▸ EXTRACTED MATERIAL:
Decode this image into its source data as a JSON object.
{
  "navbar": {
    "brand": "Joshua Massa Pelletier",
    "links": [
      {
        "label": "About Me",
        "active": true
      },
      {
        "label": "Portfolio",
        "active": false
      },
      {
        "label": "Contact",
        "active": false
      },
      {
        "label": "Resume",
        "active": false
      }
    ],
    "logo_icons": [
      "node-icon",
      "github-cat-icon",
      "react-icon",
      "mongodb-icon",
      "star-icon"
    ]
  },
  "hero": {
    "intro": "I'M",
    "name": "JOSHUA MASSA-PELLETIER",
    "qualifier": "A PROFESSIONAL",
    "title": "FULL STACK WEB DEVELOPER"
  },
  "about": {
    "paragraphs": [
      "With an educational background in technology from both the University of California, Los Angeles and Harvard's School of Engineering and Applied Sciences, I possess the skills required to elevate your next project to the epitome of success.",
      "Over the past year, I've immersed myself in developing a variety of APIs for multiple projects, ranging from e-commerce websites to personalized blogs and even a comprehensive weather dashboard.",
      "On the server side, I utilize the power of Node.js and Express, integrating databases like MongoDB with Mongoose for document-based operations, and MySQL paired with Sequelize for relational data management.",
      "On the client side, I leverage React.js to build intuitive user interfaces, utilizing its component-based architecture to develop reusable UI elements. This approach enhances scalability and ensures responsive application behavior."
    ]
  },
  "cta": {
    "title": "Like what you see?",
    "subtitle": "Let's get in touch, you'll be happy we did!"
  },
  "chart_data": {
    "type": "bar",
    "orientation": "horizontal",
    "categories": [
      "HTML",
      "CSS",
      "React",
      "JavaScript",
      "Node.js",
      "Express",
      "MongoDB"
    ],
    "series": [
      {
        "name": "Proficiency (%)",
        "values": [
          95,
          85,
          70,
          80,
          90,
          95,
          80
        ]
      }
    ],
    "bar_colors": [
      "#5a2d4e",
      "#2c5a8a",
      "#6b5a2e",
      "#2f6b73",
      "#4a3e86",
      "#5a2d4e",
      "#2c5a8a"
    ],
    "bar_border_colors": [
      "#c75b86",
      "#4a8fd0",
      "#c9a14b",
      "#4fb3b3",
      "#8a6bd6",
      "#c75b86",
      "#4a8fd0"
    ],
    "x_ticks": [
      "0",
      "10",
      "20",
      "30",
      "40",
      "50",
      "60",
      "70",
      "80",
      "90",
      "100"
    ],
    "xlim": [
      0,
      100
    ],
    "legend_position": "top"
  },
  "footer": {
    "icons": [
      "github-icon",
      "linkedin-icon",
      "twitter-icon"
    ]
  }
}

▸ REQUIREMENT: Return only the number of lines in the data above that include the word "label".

▸ ANSWER: 4